Political Winds Knock Out Drinks to Go and Temporary Extensions in Pennsylvania
The Pennsylvania COVID-19 emergency declaration really changed how alcohol was sold and regulated over the last 16 months. While there were significant limitations on restaurants, several benefits helped the hospitality industry pivot to other income sources. Under the original series of declarations made by Governor Wolf, licensees could not sell food or alcohol for on-premises consumption and, incrementally, occupancy was eventually permitted but remain limited.
JUNE 18, 2021, UPDATE REGARDING TEMPORARY EXTENSIONS
Based on our recent submissions to the Pennsylvania Liquor Control Board for permanent extensions of these COVID-19 temporary outdoor areas either previously approved or filed immediately prior to the June 15 termination of the Governor’s Emergency Declaration, it appears that the Board is continuing to grant authority to licensees to continue their use of these extended areas pending investigation by the Board.
Temporary Extensions in Pennsylvania

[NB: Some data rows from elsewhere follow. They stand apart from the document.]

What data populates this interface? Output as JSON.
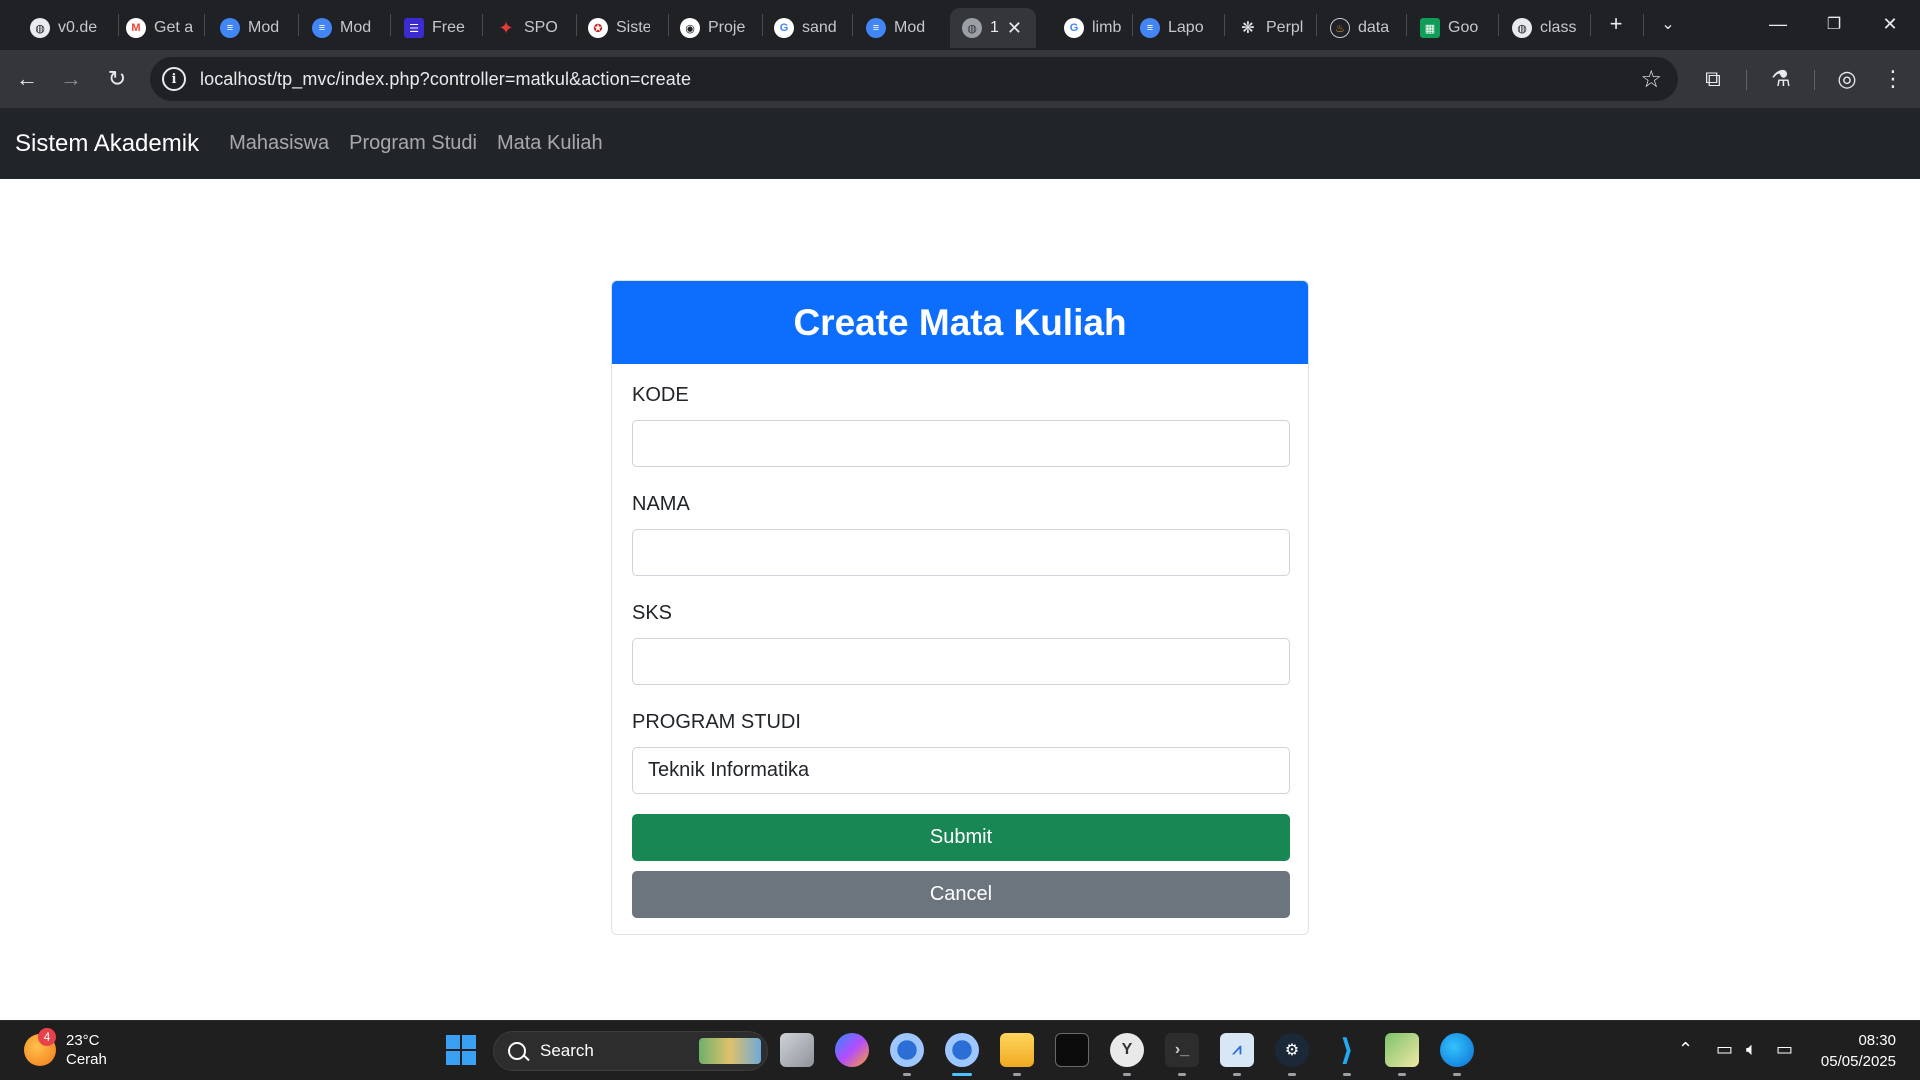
{
  "browser": {
    "tabs": [
      {
        "label": "v0.de",
        "icon": "globe-icon"
      },
      {
        "label": "Get a",
        "icon": "gmail-icon"
      },
      {
        "label": "Mod",
        "icon": "docs-icon"
      },
      {
        "label": "Mod",
        "icon": "docs-icon"
      },
      {
        "label": "Free",
        "icon": "menu-lines-icon"
      },
      {
        "label": "SPOT",
        "icon": "spot-icon"
      },
      {
        "label": "Siste",
        "icon": "siste-icon"
      },
      {
        "label": "Proje",
        "icon": "proje-icon"
      },
      {
        "label": "sand",
        "icon": "google-icon"
      },
      {
        "label": "Mod",
        "icon": "docs-icon"
      },
      {
        "label": "1",
        "icon": "globe-icon",
        "active": true
      },
      {
        "label": "limb",
        "icon": "google-icon"
      },
      {
        "label": "Lapo",
        "icon": "docs-icon"
      },
      {
        "label": "Perpl",
        "icon": "perplexity-icon"
      },
      {
        "label": "data",
        "icon": "data-icon"
      },
      {
        "label": "Goo",
        "icon": "sheets-icon"
      },
      {
        "label": "class",
        "icon": "globe-icon"
      }
    ],
    "url": "localhost/tp_mvc/index.php?controller=matkul&action=create"
  },
  "navbar": {
    "brand": "Sistem Akademik",
    "links": [
      "Mahasiswa",
      "Program Studi",
      "Mata Kuliah"
    ]
  },
  "form": {
    "title": "Create Mata Kuliah",
    "fields": [
      {
        "label": "KODE",
        "value": ""
      },
      {
        "label": "NAMA",
        "value": ""
      },
      {
        "label": "SKS",
        "value": ""
      },
      {
        "label": "PROGRAM STUDI",
        "value": "Teknik Informatika"
      }
    ],
    "submit_label": "Submit",
    "cancel_label": "Cancel"
  },
  "taskbar": {
    "weather_temp": "23°C",
    "weather_desc": "Cerah",
    "weather_badge": "4",
    "search_label": "Search",
    "time": "08:30",
    "date": "05/05/2025"
  },
  "colors": {
    "navbar_bg": "#212529",
    "header_bg": "#0d6efd",
    "submit_bg": "#198754",
    "cancel_bg": "#6c757d"
  }
}
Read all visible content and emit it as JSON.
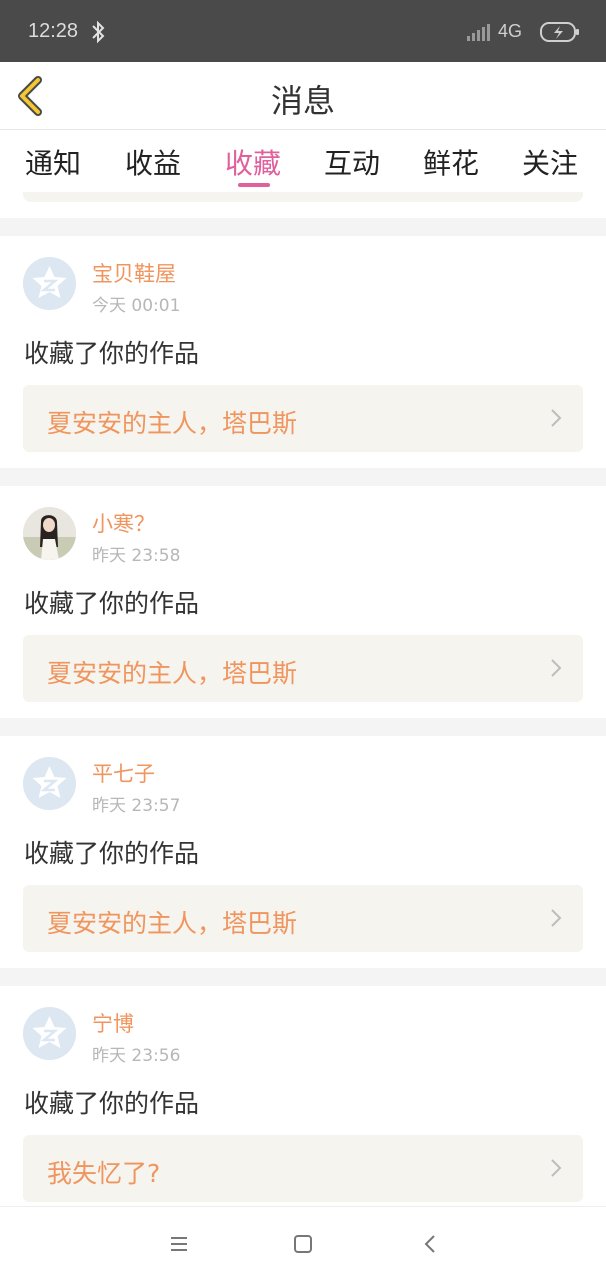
{
  "status_bar": {
    "time": "12:28",
    "network": "4G",
    "icons": [
      "bluetooth-icon",
      "signal-icon",
      "battery-icon"
    ]
  },
  "header": {
    "title": "消息",
    "back_icon": "back-chevron-icon"
  },
  "tabs": [
    {
      "label": "通知",
      "active": false
    },
    {
      "label": "收益",
      "active": false
    },
    {
      "label": "收藏",
      "active": true
    },
    {
      "label": "互动",
      "active": false
    },
    {
      "label": "鲜花",
      "active": false
    },
    {
      "label": "关注",
      "active": false
    }
  ],
  "notifications": [
    {
      "user": "宝贝鞋屋",
      "time": "今天 00:01",
      "action": "收藏了你的作品",
      "work": "夏安安的主人，塔巴斯",
      "avatar": "default-avatar"
    },
    {
      "user": "小寒？",
      "time": "昨天 23:58",
      "action": "收藏了你的作品",
      "work": "夏安安的主人，塔巴斯",
      "avatar": "photo-avatar"
    },
    {
      "user": "平七子",
      "time": "昨天 23:57",
      "action": "收藏了你的作品",
      "work": "夏安安的主人，塔巴斯",
      "avatar": "default-avatar"
    },
    {
      "user": "宁博",
      "time": "昨天 23:56",
      "action": "收藏了你的作品",
      "work": "我失忆了?",
      "avatar": "default-avatar"
    }
  ],
  "nav_bar": [
    "menu-icon",
    "home-icon",
    "back-icon"
  ],
  "colors": {
    "accent_pink": "#e0609e",
    "username_orange": "#f0955e",
    "work_bg": "#f5f4ee",
    "back_icon_yellow": "#f3c92f"
  }
}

The Pennsylvania Liquor Control Board also took certain steps to help restaurants cope with the ramifications of the pandemic. These steps included waiving the safekeeping requirements for licensees who were no longer able to offer on-premises consumption of food on their premises, waiving certain late fees associated with the filing of applications, and implementing a fast-track procedure to process applications for temporary extensions of licensed areas to include outside service areas throughout Pennsylvania. There was also the passage of Act 21 of 2020, which allowed for the sale of mixed drinks to go by certain retail licensees, but all these benefits were tied to the emergency declaration.

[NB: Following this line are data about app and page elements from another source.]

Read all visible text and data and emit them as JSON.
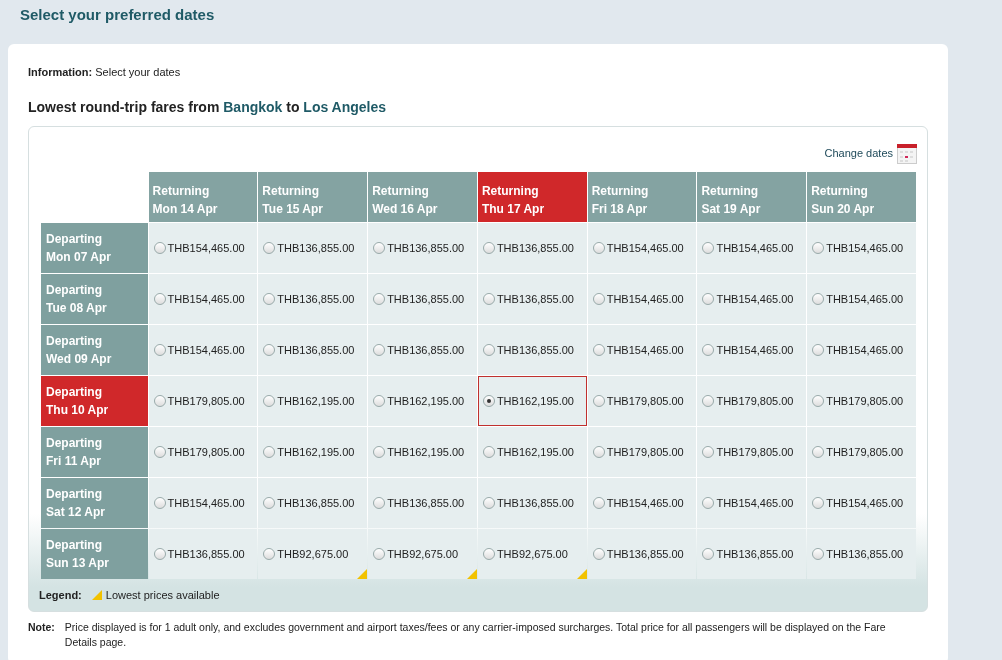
{
  "page_title": "Select your preferred dates",
  "information": {
    "label": "Information:",
    "text": "Select your dates"
  },
  "heading": {
    "prefix": "Lowest round-trip fares from ",
    "origin": "Bangkok",
    "middle": " to ",
    "destination": "Los Angeles"
  },
  "change_dates": "Change dates",
  "columns": [
    {
      "label": "Returning",
      "date": "Mon 14 Apr",
      "selected": false
    },
    {
      "label": "Returning",
      "date": "Tue 15 Apr",
      "selected": false
    },
    {
      "label": "Returning",
      "date": "Wed 16 Apr",
      "selected": false
    },
    {
      "label": "Returning",
      "date": "Thu 17 Apr",
      "selected": true
    },
    {
      "label": "Returning",
      "date": "Fri 18 Apr",
      "selected": false
    },
    {
      "label": "Returning",
      "date": "Sat 19 Apr",
      "selected": false
    },
    {
      "label": "Returning",
      "date": "Sun 20 Apr",
      "selected": false
    }
  ],
  "rows": [
    {
      "label": "Departing",
      "date": "Mon 07 Apr",
      "selected": false,
      "fares": [
        {
          "price": "THB154,465.00",
          "checked": false,
          "lowest": false
        },
        {
          "price": "THB136,855.00",
          "checked": false,
          "lowest": false
        },
        {
          "price": "THB136,855.00",
          "checked": false,
          "lowest": false
        },
        {
          "price": "THB136,855.00",
          "checked": false,
          "lowest": false
        },
        {
          "price": "THB154,465.00",
          "checked": false,
          "lowest": false
        },
        {
          "price": "THB154,465.00",
          "checked": false,
          "lowest": false
        },
        {
          "price": "THB154,465.00",
          "checked": false,
          "lowest": false
        }
      ]
    },
    {
      "label": "Departing",
      "date": "Tue 08 Apr",
      "selected": false,
      "fares": [
        {
          "price": "THB154,465.00",
          "checked": false,
          "lowest": false
        },
        {
          "price": "THB136,855.00",
          "checked": false,
          "lowest": false
        },
        {
          "price": "THB136,855.00",
          "checked": false,
          "lowest": false
        },
        {
          "price": "THB136,855.00",
          "checked": false,
          "lowest": false
        },
        {
          "price": "THB154,465.00",
          "checked": false,
          "lowest": false
        },
        {
          "price": "THB154,465.00",
          "checked": false,
          "lowest": false
        },
        {
          "price": "THB154,465.00",
          "checked": false,
          "lowest": false
        }
      ]
    },
    {
      "label": "Departing",
      "date": "Wed 09 Apr",
      "selected": false,
      "fares": [
        {
          "price": "THB154,465.00",
          "checked": false,
          "lowest": false
        },
        {
          "price": "THB136,855.00",
          "checked": false,
          "lowest": false
        },
        {
          "price": "THB136,855.00",
          "checked": false,
          "lowest": false
        },
        {
          "price": "THB136,855.00",
          "checked": false,
          "lowest": false
        },
        {
          "price": "THB154,465.00",
          "checked": false,
          "lowest": false
        },
        {
          "price": "THB154,465.00",
          "checked": false,
          "lowest": false
        },
        {
          "price": "THB154,465.00",
          "checked": false,
          "lowest": false
        }
      ]
    },
    {
      "label": "Departing",
      "date": "Thu 10 Apr",
      "selected": true,
      "fares": [
        {
          "price": "THB179,805.00",
          "checked": false,
          "lowest": false
        },
        {
          "price": "THB162,195.00",
          "checked": false,
          "lowest": false
        },
        {
          "price": "THB162,195.00",
          "checked": false,
          "lowest": false
        },
        {
          "price": "THB162,195.00",
          "checked": true,
          "lowest": false
        },
        {
          "price": "THB179,805.00",
          "checked": false,
          "lowest": false
        },
        {
          "price": "THB179,805.00",
          "checked": false,
          "lowest": false
        },
        {
          "price": "THB179,805.00",
          "checked": false,
          "lowest": false
        }
      ]
    },
    {
      "label": "Departing",
      "date": "Fri 11 Apr",
      "selected": false,
      "fares": [
        {
          "price": "THB179,805.00",
          "checked": false,
          "lowest": false
        },
        {
          "price": "THB162,195.00",
          "checked": false,
          "lowest": false
        },
        {
          "price": "THB162,195.00",
          "checked": false,
          "lowest": false
        },
        {
          "price": "THB162,195.00",
          "checked": false,
          "lowest": false
        },
        {
          "price": "THB179,805.00",
          "checked": false,
          "lowest": false
        },
        {
          "price": "THB179,805.00",
          "checked": false,
          "lowest": false
        },
        {
          "price": "THB179,805.00",
          "checked": false,
          "lowest": false
        }
      ]
    },
    {
      "label": "Departing",
      "date": "Sat 12 Apr",
      "selected": false,
      "fares": [
        {
          "price": "THB154,465.00",
          "checked": false,
          "lowest": false
        },
        {
          "price": "THB136,855.00",
          "checked": false,
          "lowest": false
        },
        {
          "price": "THB136,855.00",
          "checked": false,
          "lowest": false
        },
        {
          "price": "THB136,855.00",
          "checked": false,
          "lowest": false
        },
        {
          "price": "THB154,465.00",
          "checked": false,
          "lowest": false
        },
        {
          "price": "THB154,465.00",
          "checked": false,
          "lowest": false
        },
        {
          "price": "THB154,465.00",
          "checked": false,
          "lowest": false
        }
      ]
    },
    {
      "label": "Departing",
      "date": "Sun 13 Apr",
      "selected": false,
      "fares": [
        {
          "price": "THB136,855.00",
          "checked": false,
          "lowest": false
        },
        {
          "price": "THB92,675.00",
          "checked": false,
          "lowest": true
        },
        {
          "price": "THB92,675.00",
          "checked": false,
          "lowest": true
        },
        {
          "price": "THB92,675.00",
          "checked": false,
          "lowest": true
        },
        {
          "price": "THB136,855.00",
          "checked": false,
          "lowest": false
        },
        {
          "price": "THB136,855.00",
          "checked": false,
          "lowest": false
        },
        {
          "price": "THB136,855.00",
          "checked": false,
          "lowest": false
        }
      ]
    }
  ],
  "legend": {
    "label": "Legend:",
    "text": "Lowest prices available"
  },
  "note": {
    "label": "Note:",
    "text": "Price displayed is for 1 adult only, and excludes government and airport taxes/fees or any carrier-imposed surcharges. Total price for all passengers will be displayed on the Fare Details page."
  }
}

Emergency declarations from the COVID-19 pandemic have been hotly debated across the United States, and certainly, Pennsylvania has had its fair share. Pennsylvania went so far as to offer a constitutional amendment that allowed the legislature to limit any emergency powers of the governor. As soon as that passed and the vote was certified, the legislature flexed its muscles and ended the emergency declaration. Unfortunately, this jeopardized many of the special benefits that were helping the hospitality industry recover. On the evening of June 15, the Pennsylvania Liquor Control Board notified all licensees that many of the benefits tied to the emergency declaration were now terminated because the emergency declaration has been terminated.
Resuming Operations in Hospitality Industry
Now, the hospitality industry must return to the rules that governed pre-pandemic operations as follows:
- Pre-pandemic food, seating, square footage, and health permit requirements for licensees.
- Retail licensees that wish to sell malt or brewed beverages for off-premises consumption must also make malt or brewed beverages available for consumption on the licensed premises. Similarly, holders of wine expanded permits that wish to sell wine for off-premises consumption must also make wine available for consumption on the licensed premises.
- All sales of mixed drinks to go authorized by Act 21 of 2020 must cease now that the emergency declaration is terminated.
- The procedures adopted by the Board to expedite the process for licensees that want to temporarily extend their licensed premises to include additional outside areas will no longer be in effect, and those areas are no longer considered licensed. Licensees that wish to continue to use these outside areas must immediately file an application to extend their licensed premises to include those areas, along with the appropriate fee. A decision on whether to allow the use of those areas during the pendency of the application will be made on a case-by-case basis by the Board. Now that restaurants must file applications for formal extensions, local Pennsylvania zoning laws may be implicated.
- The Board had previously indicated that time in safekeeping status, while the emergency declaration was in effect, would not count against the time limits on safekeeping status set forth by the Liquor Code, i.e., the Board had stopped the safekeeping “clock” on March 6, 2020. With the end of the emergency declaration, time in safekeeping will again count against the time limits on safekeeping status set forth by the Liquor Code. All license-holders with licenses in safekeeping will be notified of the safekeeping dates applicable to them.
Political Winds in Pennsylvania
The most frustrating part of the rules surrounding the emergency declarations and their impact on the hospitality industry has been the lack of advance notice of rule changes. While it is fair to debate appropriate safety and mitigation measures in a pandemic, the hospitality industry at least deserved the courtesy of advance notice of any shutdowns. Unfortunately, although political winds changed, the irony is that legislators critical of Governor Wolf’s orders have now caused the termination of benefits to the hospitality industry with little to no advance notice just like the governor’s. It is expected that Pennsylvania State Police, Bureau of Liquor Control Enforcement will first warn licensees of potential violations for serving on outside premises that are no longer licensed or selling drinks to go before issuing citations, but the Pennsylvania Liquor Control Board’s notice went into effect immediately last evening.
For information about national and state liquor law matters or general manufacturing and distribution advice, please contact our Liquor Law, Licensing, Manufacturing, and Distribution Practice Group: Liquor Law Department Chair Theodore J. Zeller III, Esquire (firstname.lastname@example.org); David C. Berger, Esquire (email@example.com) for Pennsylvania and New Jersey retail and manufacturing licensing; or contact our offices at 610-391-1800.